Dataset extract Start Marker
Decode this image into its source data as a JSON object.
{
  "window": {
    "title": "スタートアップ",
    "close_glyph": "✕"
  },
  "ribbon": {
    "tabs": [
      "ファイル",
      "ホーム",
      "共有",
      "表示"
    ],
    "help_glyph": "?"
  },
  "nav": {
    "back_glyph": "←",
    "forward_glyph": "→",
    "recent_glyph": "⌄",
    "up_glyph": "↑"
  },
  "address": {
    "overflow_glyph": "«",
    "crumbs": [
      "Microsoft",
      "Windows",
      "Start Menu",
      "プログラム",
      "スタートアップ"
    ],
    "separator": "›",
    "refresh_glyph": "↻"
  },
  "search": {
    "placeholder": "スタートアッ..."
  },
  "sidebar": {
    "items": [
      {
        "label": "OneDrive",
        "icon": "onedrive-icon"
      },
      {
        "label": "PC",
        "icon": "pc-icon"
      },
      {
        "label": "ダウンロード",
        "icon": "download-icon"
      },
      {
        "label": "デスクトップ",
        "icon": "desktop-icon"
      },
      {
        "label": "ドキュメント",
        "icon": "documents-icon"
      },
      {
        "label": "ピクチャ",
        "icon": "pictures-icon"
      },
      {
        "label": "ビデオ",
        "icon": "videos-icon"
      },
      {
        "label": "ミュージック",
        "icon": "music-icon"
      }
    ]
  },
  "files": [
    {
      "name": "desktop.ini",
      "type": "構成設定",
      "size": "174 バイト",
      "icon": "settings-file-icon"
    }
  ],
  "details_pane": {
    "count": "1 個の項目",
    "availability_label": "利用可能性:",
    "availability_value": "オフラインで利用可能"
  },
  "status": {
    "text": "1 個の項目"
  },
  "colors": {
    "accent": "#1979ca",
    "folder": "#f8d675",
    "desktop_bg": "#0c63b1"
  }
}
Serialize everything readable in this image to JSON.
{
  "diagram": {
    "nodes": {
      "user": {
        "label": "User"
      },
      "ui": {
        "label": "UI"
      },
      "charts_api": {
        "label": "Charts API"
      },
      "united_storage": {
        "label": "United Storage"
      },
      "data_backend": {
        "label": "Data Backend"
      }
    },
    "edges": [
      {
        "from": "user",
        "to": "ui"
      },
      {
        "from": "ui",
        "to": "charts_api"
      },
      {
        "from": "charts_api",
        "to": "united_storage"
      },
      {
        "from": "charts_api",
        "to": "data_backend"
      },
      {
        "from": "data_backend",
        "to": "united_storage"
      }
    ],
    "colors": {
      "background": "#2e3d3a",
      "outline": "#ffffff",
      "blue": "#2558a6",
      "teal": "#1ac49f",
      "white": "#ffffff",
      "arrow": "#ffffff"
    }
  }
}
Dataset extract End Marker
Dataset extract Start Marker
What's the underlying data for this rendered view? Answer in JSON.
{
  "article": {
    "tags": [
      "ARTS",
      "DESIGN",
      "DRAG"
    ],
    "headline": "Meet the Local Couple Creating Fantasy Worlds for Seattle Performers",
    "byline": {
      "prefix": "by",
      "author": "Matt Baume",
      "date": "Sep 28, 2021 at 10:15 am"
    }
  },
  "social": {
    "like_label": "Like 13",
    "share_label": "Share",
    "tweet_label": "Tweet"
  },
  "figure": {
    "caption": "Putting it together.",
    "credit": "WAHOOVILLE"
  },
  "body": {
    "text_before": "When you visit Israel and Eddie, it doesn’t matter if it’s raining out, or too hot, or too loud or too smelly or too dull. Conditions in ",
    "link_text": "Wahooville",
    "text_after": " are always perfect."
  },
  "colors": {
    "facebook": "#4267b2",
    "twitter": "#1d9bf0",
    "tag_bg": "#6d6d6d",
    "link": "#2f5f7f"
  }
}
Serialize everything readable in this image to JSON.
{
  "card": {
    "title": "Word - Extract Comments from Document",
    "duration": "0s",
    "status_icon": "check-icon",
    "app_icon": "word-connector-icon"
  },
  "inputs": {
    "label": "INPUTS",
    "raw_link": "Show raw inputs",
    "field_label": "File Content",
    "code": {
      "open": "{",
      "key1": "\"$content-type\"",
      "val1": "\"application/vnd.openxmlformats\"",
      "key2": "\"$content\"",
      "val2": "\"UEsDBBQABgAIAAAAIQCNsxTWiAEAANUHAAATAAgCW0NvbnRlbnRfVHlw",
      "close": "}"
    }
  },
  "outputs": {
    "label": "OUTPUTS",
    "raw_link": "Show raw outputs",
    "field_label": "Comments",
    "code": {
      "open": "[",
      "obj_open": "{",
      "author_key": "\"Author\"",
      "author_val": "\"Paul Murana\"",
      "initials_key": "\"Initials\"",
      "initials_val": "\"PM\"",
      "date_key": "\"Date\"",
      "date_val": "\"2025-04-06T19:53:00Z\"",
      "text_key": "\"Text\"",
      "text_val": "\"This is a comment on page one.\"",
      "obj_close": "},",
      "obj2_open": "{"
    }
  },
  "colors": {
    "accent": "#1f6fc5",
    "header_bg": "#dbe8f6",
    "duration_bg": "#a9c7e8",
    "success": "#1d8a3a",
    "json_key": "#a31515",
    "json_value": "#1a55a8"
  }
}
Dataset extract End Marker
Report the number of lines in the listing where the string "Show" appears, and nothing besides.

2